Well after my wife urging me (nagging me) I finally called the Dr. and made an appointment. I showed him my left nipple and explained our concern. He shrugged his shoulders and said “I don’t know, but don’t worry about it.” A month later I went back to my Dr. for another issue, and he said to me “I was doing some inquiring and a retracting nipple is a sign of breast cancer. Don’t worry about it, but I want you to have a mammogram." Not so easy for us guys.
Well a lump was found, a needle biopsy was done, and on December 3, 2009, I heard those words that no one wants to hear:
YOU HAVE CANCER!
Invasive Ductal Carcinoma. Yes, breast cancer, Yes I said breast cancer.
I am one of approximately 2300 men that are diagnosed with breast cancer every year.
I am lucky the St. Joseph's Breast Center helped me get information on breast cancer, although every single bit of it referred to "her" and "she." Never "he" or "him." Yes there is still work to be done.
On January 12, 2010 I had a mastectomy of my left breast. That was followed by 4 rounds of Chemotherapy. Today I am cancer free! I am a cancer survivor, that puts me into an exclusive club of amazing people that have beat this horrible disease.
I thank my friend Bob for sharing his story with me, so I could share it with you. Although breast cancer among men is rare, (1 in 1000 lifetime risk, compared to 1 in 8 for women), who knew that some of the same signs for breast cancer that woman often overlook, like an inverted nipple, can also be a sign of breast cancer in a man.
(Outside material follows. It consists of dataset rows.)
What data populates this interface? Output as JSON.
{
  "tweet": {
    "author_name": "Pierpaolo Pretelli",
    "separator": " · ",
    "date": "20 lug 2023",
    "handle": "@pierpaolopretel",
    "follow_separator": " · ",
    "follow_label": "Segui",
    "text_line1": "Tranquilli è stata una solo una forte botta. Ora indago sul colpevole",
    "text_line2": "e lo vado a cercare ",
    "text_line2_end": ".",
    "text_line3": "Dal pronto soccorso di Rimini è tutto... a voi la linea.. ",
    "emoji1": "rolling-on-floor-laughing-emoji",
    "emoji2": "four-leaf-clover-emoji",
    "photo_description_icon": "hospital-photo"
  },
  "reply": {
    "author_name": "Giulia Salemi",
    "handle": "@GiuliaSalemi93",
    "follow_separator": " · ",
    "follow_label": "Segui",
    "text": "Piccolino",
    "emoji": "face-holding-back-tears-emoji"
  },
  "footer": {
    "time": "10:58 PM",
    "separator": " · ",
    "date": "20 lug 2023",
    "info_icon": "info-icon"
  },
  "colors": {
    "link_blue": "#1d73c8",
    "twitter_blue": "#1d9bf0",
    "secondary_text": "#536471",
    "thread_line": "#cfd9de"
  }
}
Thank goodness for the loving "nagging" of Bob's wife Carol, that helped save her husband's life. This is from the American Cancer Society's web site, cancer.org:
What if Bob and Carol had ignored Bob's retracted nipple?
Breast Cancer Awareness. It's for everybody. She's and He's.
Thank you Bob, for your courage, infectious spirit and charming presence, it was a real honor and pleasure to meet you. You set my inspiration on fire!